Not surprisingly, climate change is not having a positive effect on skin cancer worldwide. As our pollution continues to deplete the ozone layer, harmful UV rays travel from our atmosphere to the Earth’s surface. It is estimated that a 10% reduction in ozone concentration would result in 300,000 non-melanoma and 4,500 melanoma skin cancers (10).
Due to the natural rotation of the earth’s orbit around the sun, countries near the equator will have the worst increase in UV exposure due to ozone depletion. Factors such as the elliptical shape of the Earth reduce pollution levels in general, and the small amount of population caused by countries in the southern region near the equator receives about 15% more UV radiation than northern regions (13). As our ozone layer continues to thin, UV radiation levels will increase in these areas, leading to worse health outcomes for people living in these warmer climates.
As the global skin cancer epidemic continues to decline, it’s time to act before the numbers overwhelm our healthcare system.
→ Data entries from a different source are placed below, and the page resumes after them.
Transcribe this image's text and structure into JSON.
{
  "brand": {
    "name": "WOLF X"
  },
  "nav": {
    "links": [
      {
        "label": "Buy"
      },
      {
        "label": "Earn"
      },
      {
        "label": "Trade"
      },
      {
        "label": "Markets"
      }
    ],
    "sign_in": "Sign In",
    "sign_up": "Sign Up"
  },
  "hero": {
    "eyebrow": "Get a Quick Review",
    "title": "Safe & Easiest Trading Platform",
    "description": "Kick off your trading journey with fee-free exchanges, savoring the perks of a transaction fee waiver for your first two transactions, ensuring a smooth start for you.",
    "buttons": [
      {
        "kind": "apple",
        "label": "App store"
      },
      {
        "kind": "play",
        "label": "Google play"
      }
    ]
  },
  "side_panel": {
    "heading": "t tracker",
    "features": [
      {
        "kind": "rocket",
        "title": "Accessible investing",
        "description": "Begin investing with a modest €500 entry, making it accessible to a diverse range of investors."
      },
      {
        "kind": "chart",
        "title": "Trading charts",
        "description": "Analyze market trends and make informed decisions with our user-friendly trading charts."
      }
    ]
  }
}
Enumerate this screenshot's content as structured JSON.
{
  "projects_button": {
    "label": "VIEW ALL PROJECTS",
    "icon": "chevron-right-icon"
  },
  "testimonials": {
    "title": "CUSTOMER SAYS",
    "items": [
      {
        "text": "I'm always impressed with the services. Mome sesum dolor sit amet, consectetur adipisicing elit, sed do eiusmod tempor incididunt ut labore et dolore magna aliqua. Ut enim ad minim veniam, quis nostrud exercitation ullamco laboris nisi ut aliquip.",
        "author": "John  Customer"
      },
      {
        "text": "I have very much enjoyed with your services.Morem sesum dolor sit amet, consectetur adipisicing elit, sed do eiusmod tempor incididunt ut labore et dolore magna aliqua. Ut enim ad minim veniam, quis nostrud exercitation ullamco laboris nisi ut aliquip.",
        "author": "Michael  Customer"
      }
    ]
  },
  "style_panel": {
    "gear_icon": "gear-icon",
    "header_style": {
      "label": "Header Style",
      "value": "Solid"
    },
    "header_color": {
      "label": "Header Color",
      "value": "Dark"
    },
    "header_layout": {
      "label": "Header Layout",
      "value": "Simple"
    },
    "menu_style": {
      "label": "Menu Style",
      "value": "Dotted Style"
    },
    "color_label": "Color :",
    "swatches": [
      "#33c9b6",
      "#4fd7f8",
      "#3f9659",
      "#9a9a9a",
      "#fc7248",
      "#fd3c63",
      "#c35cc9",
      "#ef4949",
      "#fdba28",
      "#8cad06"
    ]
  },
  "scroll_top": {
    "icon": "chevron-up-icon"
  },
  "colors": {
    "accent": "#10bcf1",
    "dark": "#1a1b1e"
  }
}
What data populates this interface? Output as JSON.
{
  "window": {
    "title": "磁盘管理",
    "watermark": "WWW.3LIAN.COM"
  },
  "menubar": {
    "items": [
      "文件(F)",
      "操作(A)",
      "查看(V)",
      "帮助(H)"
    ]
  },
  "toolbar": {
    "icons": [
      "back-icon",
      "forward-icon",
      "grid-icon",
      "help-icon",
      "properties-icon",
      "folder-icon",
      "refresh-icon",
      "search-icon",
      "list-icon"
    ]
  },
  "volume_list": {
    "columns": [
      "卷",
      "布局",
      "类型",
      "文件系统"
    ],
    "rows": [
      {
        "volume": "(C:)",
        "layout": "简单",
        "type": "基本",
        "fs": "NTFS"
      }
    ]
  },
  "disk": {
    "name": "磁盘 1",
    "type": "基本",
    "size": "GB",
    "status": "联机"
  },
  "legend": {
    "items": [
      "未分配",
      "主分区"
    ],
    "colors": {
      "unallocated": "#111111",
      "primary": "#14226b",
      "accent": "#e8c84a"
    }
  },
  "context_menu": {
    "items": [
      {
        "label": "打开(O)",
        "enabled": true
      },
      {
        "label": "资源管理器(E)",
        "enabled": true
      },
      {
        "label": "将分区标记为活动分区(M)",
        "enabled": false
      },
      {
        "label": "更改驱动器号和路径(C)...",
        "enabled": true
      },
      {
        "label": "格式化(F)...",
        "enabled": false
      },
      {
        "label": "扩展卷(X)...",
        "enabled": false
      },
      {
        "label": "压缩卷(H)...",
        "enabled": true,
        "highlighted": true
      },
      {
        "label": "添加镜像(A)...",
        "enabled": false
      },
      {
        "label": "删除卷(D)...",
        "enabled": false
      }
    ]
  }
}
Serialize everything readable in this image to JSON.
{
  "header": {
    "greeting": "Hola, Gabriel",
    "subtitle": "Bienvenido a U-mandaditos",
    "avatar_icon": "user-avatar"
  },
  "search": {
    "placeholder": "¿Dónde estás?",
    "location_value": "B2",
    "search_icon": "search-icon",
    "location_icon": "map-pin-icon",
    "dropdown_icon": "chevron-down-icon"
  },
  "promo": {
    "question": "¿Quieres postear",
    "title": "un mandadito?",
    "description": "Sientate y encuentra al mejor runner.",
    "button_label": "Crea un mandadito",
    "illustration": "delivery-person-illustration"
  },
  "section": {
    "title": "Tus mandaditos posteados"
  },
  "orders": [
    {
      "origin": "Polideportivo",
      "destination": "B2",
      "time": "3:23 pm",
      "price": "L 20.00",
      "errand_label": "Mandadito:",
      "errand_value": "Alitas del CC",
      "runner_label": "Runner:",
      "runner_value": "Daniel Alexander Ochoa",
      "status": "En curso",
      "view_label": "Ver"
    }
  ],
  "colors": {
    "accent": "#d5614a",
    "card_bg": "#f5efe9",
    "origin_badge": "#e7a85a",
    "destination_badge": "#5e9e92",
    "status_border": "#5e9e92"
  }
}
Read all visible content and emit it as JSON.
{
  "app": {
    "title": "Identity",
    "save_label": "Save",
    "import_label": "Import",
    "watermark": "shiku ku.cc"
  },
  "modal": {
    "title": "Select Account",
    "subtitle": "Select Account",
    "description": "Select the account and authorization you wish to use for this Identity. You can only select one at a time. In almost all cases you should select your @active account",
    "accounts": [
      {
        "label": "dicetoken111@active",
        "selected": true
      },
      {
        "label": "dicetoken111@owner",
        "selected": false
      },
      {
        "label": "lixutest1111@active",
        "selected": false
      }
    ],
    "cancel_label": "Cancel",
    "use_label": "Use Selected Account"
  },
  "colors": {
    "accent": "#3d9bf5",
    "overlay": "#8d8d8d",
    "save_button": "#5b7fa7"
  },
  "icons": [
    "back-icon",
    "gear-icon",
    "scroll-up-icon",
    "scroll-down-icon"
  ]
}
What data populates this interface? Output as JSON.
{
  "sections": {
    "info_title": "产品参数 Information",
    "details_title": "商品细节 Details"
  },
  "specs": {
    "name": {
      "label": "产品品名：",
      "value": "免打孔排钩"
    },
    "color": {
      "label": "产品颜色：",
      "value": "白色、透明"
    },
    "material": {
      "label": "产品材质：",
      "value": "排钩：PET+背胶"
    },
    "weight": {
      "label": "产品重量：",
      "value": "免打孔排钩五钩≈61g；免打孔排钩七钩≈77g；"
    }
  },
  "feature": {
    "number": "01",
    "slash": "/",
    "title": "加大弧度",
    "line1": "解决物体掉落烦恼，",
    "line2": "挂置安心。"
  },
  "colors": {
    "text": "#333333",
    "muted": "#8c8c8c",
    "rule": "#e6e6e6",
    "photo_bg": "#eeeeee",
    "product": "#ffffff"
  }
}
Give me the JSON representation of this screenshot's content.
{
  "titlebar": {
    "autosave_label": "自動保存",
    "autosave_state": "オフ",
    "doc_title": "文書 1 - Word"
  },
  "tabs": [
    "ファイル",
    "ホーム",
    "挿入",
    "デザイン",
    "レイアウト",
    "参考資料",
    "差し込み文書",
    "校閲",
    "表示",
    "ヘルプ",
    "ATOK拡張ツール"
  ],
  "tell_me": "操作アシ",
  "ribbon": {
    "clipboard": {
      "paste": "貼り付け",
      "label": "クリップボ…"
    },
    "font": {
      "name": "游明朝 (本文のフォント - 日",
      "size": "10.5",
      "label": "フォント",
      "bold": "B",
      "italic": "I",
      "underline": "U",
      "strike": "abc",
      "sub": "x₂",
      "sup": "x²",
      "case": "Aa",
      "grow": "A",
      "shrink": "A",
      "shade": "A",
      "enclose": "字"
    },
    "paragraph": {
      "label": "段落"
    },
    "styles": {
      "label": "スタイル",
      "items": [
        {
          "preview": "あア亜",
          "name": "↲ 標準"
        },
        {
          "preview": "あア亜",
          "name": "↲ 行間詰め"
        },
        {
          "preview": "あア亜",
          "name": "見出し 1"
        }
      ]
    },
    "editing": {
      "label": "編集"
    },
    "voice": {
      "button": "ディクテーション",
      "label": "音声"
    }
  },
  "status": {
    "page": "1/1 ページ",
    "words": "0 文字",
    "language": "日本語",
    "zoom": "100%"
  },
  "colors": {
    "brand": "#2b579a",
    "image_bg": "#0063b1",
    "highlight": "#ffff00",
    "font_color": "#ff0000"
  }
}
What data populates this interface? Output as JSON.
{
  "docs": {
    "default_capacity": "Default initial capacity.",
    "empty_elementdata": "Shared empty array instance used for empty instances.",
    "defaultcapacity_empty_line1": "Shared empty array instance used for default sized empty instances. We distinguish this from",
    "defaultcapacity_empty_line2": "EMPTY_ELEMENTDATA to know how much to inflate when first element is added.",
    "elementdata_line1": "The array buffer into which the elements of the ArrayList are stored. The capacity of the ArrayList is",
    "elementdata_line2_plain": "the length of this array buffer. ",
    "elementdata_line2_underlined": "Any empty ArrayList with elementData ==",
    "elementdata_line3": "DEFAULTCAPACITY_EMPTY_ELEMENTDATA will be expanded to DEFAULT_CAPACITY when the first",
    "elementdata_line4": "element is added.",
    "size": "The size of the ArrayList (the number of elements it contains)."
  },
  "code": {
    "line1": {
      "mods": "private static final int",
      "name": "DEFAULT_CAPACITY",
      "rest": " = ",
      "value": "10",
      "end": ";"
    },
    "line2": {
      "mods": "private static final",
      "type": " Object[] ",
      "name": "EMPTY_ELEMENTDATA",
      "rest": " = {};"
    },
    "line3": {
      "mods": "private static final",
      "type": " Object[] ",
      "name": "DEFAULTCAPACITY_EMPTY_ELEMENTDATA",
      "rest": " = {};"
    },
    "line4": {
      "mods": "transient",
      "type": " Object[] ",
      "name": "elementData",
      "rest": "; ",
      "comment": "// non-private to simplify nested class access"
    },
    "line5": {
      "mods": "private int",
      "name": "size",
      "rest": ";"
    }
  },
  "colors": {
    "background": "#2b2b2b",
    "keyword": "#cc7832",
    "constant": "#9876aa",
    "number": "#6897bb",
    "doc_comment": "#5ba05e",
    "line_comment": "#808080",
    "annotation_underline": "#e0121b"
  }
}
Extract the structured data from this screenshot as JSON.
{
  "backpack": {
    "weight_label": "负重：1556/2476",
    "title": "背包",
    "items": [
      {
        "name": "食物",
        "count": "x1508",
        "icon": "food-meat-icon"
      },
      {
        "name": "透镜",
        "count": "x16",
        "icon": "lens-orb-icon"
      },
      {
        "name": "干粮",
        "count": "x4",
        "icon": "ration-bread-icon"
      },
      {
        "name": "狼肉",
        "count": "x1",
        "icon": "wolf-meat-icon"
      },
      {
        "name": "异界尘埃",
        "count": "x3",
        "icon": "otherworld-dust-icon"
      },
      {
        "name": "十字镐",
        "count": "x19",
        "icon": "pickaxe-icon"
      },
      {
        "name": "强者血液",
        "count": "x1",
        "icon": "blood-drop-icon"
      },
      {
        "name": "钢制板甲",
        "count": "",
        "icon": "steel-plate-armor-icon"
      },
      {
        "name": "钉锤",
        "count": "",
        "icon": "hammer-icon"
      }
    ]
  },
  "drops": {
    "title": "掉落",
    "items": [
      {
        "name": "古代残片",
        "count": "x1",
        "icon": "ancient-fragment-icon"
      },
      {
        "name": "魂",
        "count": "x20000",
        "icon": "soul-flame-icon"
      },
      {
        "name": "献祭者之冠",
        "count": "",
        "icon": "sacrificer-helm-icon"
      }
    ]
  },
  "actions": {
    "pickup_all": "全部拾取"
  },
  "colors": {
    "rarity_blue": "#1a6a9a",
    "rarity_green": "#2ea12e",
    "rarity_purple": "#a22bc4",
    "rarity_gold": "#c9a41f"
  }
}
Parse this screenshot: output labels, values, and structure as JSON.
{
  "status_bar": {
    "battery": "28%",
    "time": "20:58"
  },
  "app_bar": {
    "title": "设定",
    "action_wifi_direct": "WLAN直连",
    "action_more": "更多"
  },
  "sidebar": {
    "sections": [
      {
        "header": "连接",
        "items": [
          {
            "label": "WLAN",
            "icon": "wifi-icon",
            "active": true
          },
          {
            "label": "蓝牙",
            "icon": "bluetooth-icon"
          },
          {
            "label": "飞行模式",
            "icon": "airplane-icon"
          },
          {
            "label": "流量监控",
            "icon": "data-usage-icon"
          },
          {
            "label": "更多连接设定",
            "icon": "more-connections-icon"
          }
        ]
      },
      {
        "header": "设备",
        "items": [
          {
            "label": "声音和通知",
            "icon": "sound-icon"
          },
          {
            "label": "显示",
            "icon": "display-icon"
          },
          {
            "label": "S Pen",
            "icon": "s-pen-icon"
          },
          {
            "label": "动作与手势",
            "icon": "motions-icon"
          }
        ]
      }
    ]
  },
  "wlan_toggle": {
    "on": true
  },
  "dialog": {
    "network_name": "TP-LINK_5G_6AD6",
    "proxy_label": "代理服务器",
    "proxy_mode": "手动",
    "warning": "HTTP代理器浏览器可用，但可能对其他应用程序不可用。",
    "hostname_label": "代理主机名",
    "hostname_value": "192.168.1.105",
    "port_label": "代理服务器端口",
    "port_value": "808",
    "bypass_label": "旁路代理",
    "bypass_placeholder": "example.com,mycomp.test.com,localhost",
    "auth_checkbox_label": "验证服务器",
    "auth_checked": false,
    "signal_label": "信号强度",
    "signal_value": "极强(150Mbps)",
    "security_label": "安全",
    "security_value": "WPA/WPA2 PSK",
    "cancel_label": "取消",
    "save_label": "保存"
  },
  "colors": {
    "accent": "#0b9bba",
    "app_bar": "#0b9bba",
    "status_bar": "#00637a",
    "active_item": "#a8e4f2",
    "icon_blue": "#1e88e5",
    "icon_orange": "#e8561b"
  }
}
How To Stay Safe In The Sun And Treat Sunburn
On a personal level, increasing awareness of the importance of participating in sun protection programs is a great way to reduce your risk of skin cancer. Increasing the amount of time you spend in the shade, regularly checking your area’s UV index, and reducing the amount of time you intentionally spend in the sun are all good things everyone can do to prevent tanning and sun damage. In addition, one of them is to wear sunscreen with a high SPF (sun protection factor) when you spend time outside.